Available records:
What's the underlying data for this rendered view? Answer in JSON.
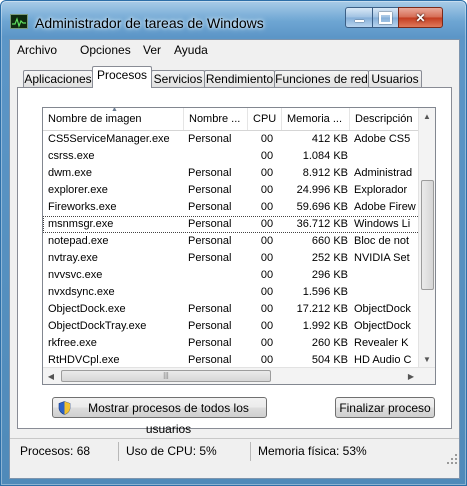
{
  "window": {
    "title": "Administrador de tareas de Windows"
  },
  "menu": [
    "Archivo",
    "Opciones",
    "Ver",
    "Ayuda"
  ],
  "tabs": [
    "Aplicaciones",
    "Procesos",
    "Servicios",
    "Rendimiento",
    "Funciones de red",
    "Usuarios"
  ],
  "active_tab": "Procesos",
  "columns": [
    "Nombre de imagen",
    "Nombre ...",
    "CPU",
    "Memoria ...",
    "Descripción"
  ],
  "rows": [
    [
      "CS5ServiceManager.exe",
      "Personal",
      "00",
      "412 KB",
      "Adobe CS5"
    ],
    [
      "csrss.exe",
      "",
      "00",
      "1.084 KB",
      ""
    ],
    [
      "dwm.exe",
      "Personal",
      "00",
      "8.912 KB",
      "Administrad"
    ],
    [
      "explorer.exe",
      "Personal",
      "00",
      "24.996 KB",
      "Explorador"
    ],
    [
      "Fireworks.exe",
      "Personal",
      "00",
      "59.696 KB",
      "Adobe Firew"
    ],
    [
      "msnmsgr.exe",
      "Personal",
      "00",
      "36.712 KB",
      "Windows Li"
    ],
    [
      "notepad.exe",
      "Personal",
      "00",
      "660 KB",
      "Bloc de not"
    ],
    [
      "nvtray.exe",
      "Personal",
      "00",
      "252 KB",
      "NVIDIA Set"
    ],
    [
      "nvvsvc.exe",
      "",
      "00",
      "296 KB",
      ""
    ],
    [
      "nvxdsync.exe",
      "",
      "00",
      "1.596 KB",
      ""
    ],
    [
      "ObjectDock.exe",
      "Personal",
      "00",
      "17.212 KB",
      "ObjectDock"
    ],
    [
      "ObjectDockTray.exe",
      "Personal",
      "00",
      "1.992 KB",
      "ObjectDock"
    ],
    [
      "rkfree.exe",
      "Personal",
      "00",
      "260 KB",
      "Revealer K"
    ],
    [
      "RtHDVCpl.exe",
      "Personal",
      "00",
      "504 KB",
      "HD Audio C"
    ]
  ],
  "selected_row": "msnmsgr.exe",
  "buttons": {
    "show_all": "Mostrar procesos de todos los usuarios",
    "end_process": "Finalizar proceso"
  },
  "status": {
    "processes": "Procesos: 68",
    "cpu": "Uso de CPU: 5%",
    "memory": "Memoria física: 53%"
  },
  "icons": [
    "app-icon",
    "minimize-icon",
    "maximize-icon",
    "close-icon",
    "sort-arrow-icon",
    "shield-icon",
    "resize-grip-icon"
  ]
}
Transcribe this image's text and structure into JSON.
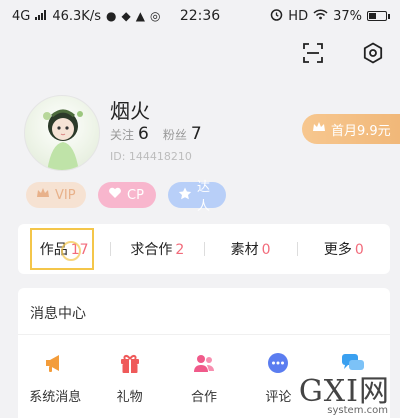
{
  "status_bar": {
    "network": "4G",
    "speed": "46.3K/s",
    "time": "22:36",
    "hd": "HD",
    "battery": "37%"
  },
  "top_icons": [
    "scan-icon",
    "settings-icon"
  ],
  "profile": {
    "nickname": "烟火",
    "follow_label": "关注",
    "follow_count": "6",
    "fans_label": "粉丝",
    "fans_count": "7",
    "user_id": "ID: 144418210",
    "promo_label": "首月9.9元"
  },
  "badges": [
    {
      "label": "VIP",
      "icon": "crown-icon",
      "color": "#f6e2d2"
    },
    {
      "label": "CP",
      "icon": "heart-icon",
      "color": "#f8b6cd"
    },
    {
      "label": "达人",
      "icon": "star-icon",
      "color": "#b8cff8"
    }
  ],
  "tabs": [
    {
      "label": "作品",
      "count": "17"
    },
    {
      "label": "求合作",
      "count": "2"
    },
    {
      "label": "素材",
      "count": "0"
    },
    {
      "label": "更多",
      "count": "0"
    }
  ],
  "messages": {
    "title": "消息中心",
    "items": [
      {
        "label": "系统消息",
        "icon": "megaphone-icon",
        "color": "#f39c3a"
      },
      {
        "label": "礼物",
        "icon": "gift-icon",
        "color": "#ef5a5a"
      },
      {
        "label": "合作",
        "icon": "users-icon",
        "color": "#f05a8a"
      },
      {
        "label": "评论",
        "icon": "comment-icon",
        "color": "#5b7df0"
      },
      {
        "label": "",
        "icon": "chat-icon",
        "color": "#3aa0f0"
      }
    ]
  },
  "watermark": {
    "main": "GXI网",
    "sub": "system.com"
  },
  "colors": {
    "accent_pink": "#f26b7b",
    "highlight_yellow": "#f4c64a"
  }
}
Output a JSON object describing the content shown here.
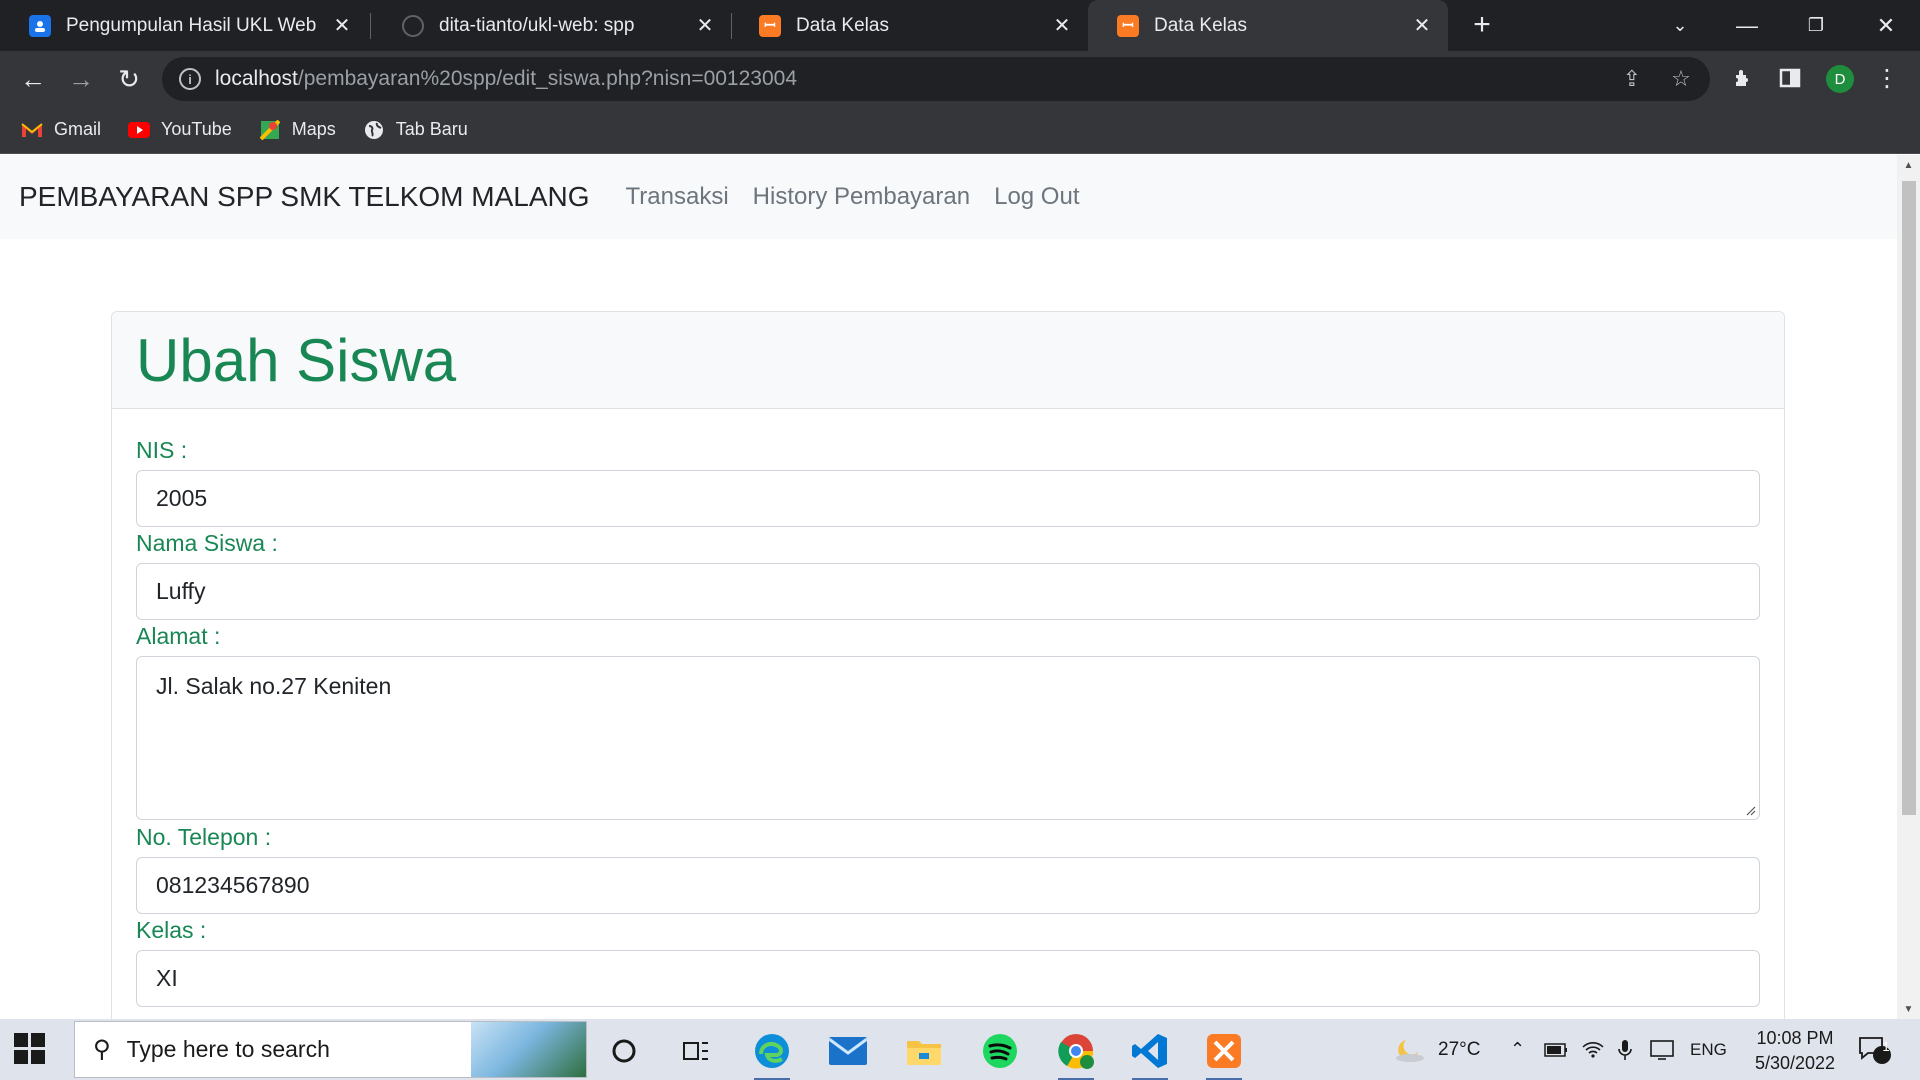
{
  "browser": {
    "tabs": [
      {
        "title": "Pengumpulan Hasil UKL Web",
        "favicon": "classroom-icon",
        "active": false
      },
      {
        "title": "dita-tianto/ukl-web: spp",
        "favicon": "github-icon",
        "active": false
      },
      {
        "title": "Data Kelas",
        "favicon": "xampp-icon",
        "active": false
      },
      {
        "title": "Data Kelas",
        "favicon": "xampp-icon",
        "active": true
      }
    ],
    "url_host": "localhost",
    "url_path": "/pembayaran%20spp/edit_siswa.php?nisn=00123004",
    "profile_initial": "D",
    "bookmarks": [
      {
        "label": "Gmail",
        "icon": "gmail-icon"
      },
      {
        "label": "YouTube",
        "icon": "youtube-icon"
      },
      {
        "label": "Maps",
        "icon": "maps-icon"
      },
      {
        "label": "Tab Baru",
        "icon": "globe-icon"
      }
    ]
  },
  "site": {
    "brand": "PEMBAYARAN SPP SMK TELKOM MALANG",
    "nav": [
      "Transaksi",
      "History Pembayaran",
      "Log Out"
    ]
  },
  "form": {
    "title": "Ubah Siswa",
    "fields": [
      {
        "label": "NIS :",
        "value": "2005"
      },
      {
        "label": "Nama Siswa :",
        "value": "Luffy"
      },
      {
        "label": "Alamat :",
        "value": "Jl. Salak no.27 Keniten"
      },
      {
        "label": "No. Telepon :",
        "value": "081234567890"
      },
      {
        "label": "Kelas :",
        "value": "XI"
      }
    ]
  },
  "taskbar": {
    "search_placeholder": "Type here to search",
    "temperature": "27°C",
    "language": "ENG",
    "time": "10:08 PM",
    "date": "5/30/2022",
    "notification_count": "1"
  },
  "colors": {
    "accent_green": "#198754",
    "chrome_dark": "#202124",
    "chrome_toolbar": "#35363a"
  }
}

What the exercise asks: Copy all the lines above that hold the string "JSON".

Problem solution:
What's the underlying data for this rendered view? Answer in JSON.
Transcribe this image's text and structure into JSON.
Output a JSON object describing the content shown here.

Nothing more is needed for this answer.